Why does my dog or cat smell? It might be time to get to the source of the odour if you find yourself crinkling your nose as soon as your furry friend walks into the room.
While we sometimes put our pets' smell down to having rolled in something they shouldn't have, it's not always the case. Instead, it could be any one of the following problems.
Skin conditions: If you own a pet with skin folds, then it is recommended you clean them often with specialised cleanser, or sensitive baby wipes. Often they can be prone to dermatitis, resulting in foul-smelling skin. Yeast infections can also cause an unfavourable odour to your pet, which can be managed quite easily with medicated washes, topical treatment or in some cases oral anti-fungals.

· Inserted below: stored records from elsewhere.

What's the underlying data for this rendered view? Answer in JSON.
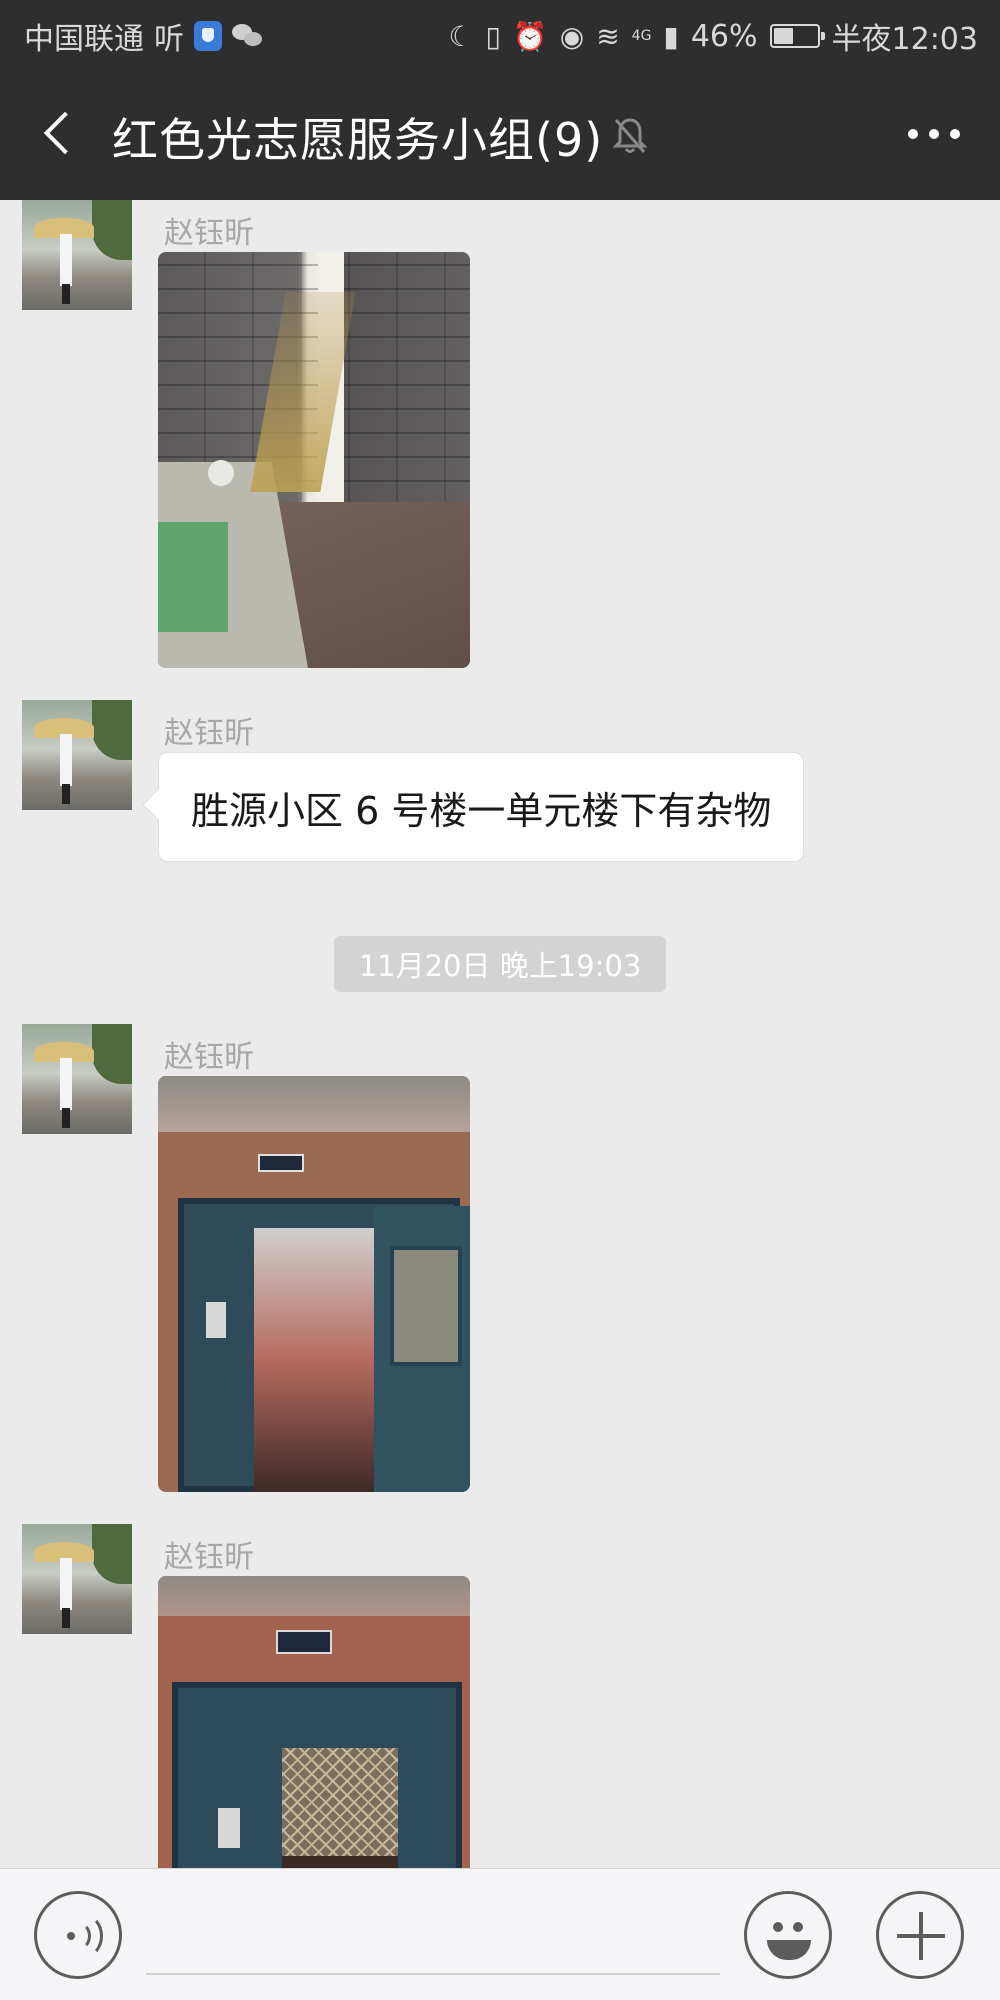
{
  "status_bar": {
    "carrier": "中国联通",
    "carrier_extra": "听",
    "battery_percent": "46%",
    "battery_level": 0.46,
    "network": "4G",
    "time": "半夜12:03"
  },
  "header": {
    "title": "红色光志愿服务小组(9)"
  },
  "messages": [
    {
      "sender": "赵钰昕",
      "type": "image"
    },
    {
      "sender": "赵钰昕",
      "type": "text",
      "text": "胜源小区 6 号楼一单元楼下有杂物"
    },
    {
      "type": "timestamp",
      "text": "11月20日 晚上19:03"
    },
    {
      "sender": "赵钰昕",
      "type": "image"
    },
    {
      "sender": "赵钰昕",
      "type": "image"
    }
  ],
  "input_bar": {
    "placeholder": ""
  }
}
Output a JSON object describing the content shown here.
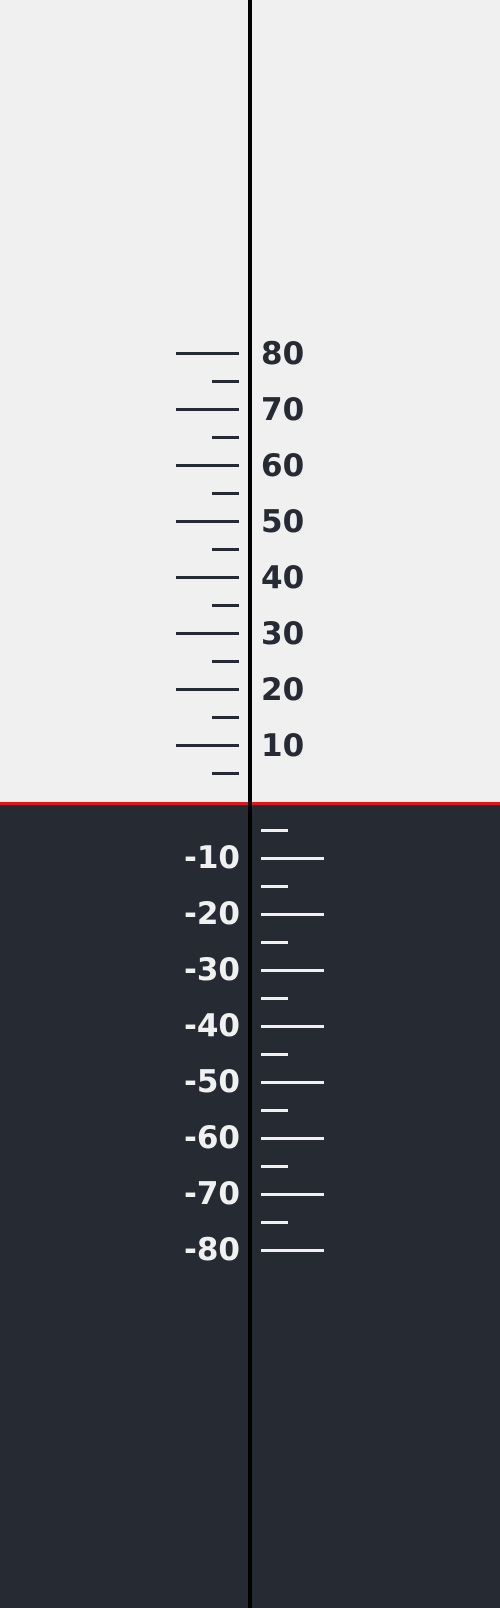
{
  "scale": {
    "positive_labels": [
      "80",
      "70",
      "60",
      "50",
      "40",
      "30",
      "20",
      "10"
    ],
    "negative_labels": [
      "-10",
      "-20",
      "-30",
      "-40",
      "-50",
      "-60",
      "-70",
      "-80"
    ]
  },
  "colors": {
    "sky": "#f0f0f0",
    "ground": "#262b33",
    "horizon": "#e0161c",
    "center_line": "#000000"
  }
}
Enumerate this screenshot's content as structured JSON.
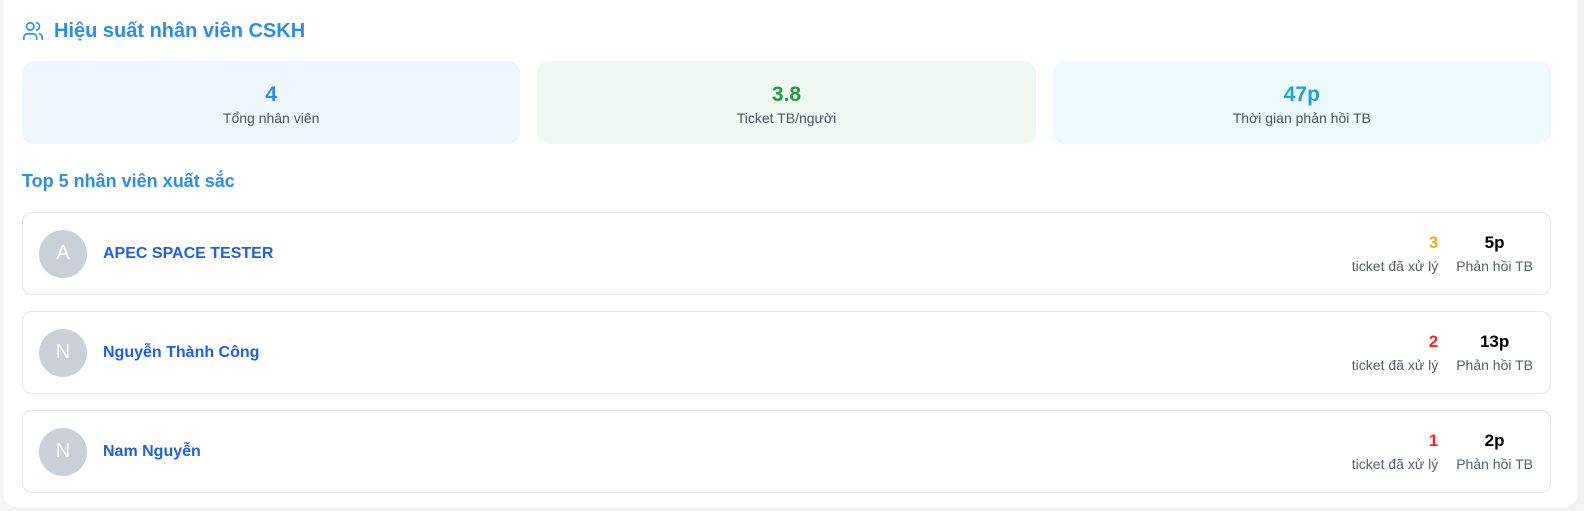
{
  "header": {
    "title": "Hiệu suất nhân viên CSKH",
    "icon": "users-icon"
  },
  "stats": [
    {
      "value": "4",
      "label": "Tổng nhân viên",
      "color": "#2b8fe0"
    },
    {
      "value": "3.8",
      "label": "Ticket TB/người",
      "color": "#1f9d3f"
    },
    {
      "value": "47p",
      "label": "Thời gian phản hồi TB",
      "color": "#16a9c9"
    }
  ],
  "section_title": "Top 5 nhân viên xuất sắc",
  "employees": [
    {
      "initial": "A",
      "name": "APEC SPACE TESTER",
      "tickets": "3",
      "tickets_color": "#f5a623",
      "tickets_label": "ticket đã xử lý",
      "response": "5p",
      "response_label": "Phản hồi TB"
    },
    {
      "initial": "N",
      "name": "Nguyễn Thành Công",
      "tickets": "2",
      "tickets_color": "#f02a2a",
      "tickets_label": "ticket đã xử lý",
      "response": "13p",
      "response_label": "Phản hồi TB"
    },
    {
      "initial": "N",
      "name": "Nam Nguyễn",
      "tickets": "1",
      "tickets_color": "#f02a2a",
      "tickets_label": "ticket đã xử lý",
      "response": "2p",
      "response_label": "Phản hồi TB"
    }
  ]
}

Ear infections: Those dogs that are allergy-prone or have long floppy ears, may get ear infections. These typically come with a pungent smell which can be similar to yeast and sometimes you may see a large amount of waxy build-up in the canals. See your vet to assess for allergies or common ear infections.
Tooth and gum disease: Oral health issues or periodontal disease is usually accompanied by excess saliva production. This saliva can create a nasty odour. Visit your vet immediately to have a full dental check and assess if there is serious gum disease or a rotten tooth.
Gas: If your pet has a sensitive stomach or eats something they shouldn't they may develop flatulence. Avoid table scraps or foreign foods and instead offer a high quality, low residue approved canine or feline diet.
Anal sac issues: Dogs (and cats) have two anal sacs near their anus which give off a rather oily and offensive fishy smell. If these become infected or impacted, it can make your pet uncomfortable and messy. You may see an oily secretion on their fur which can be difficult to clean. An anal gland expression or flush may be beneficial, as recommended by your local vet.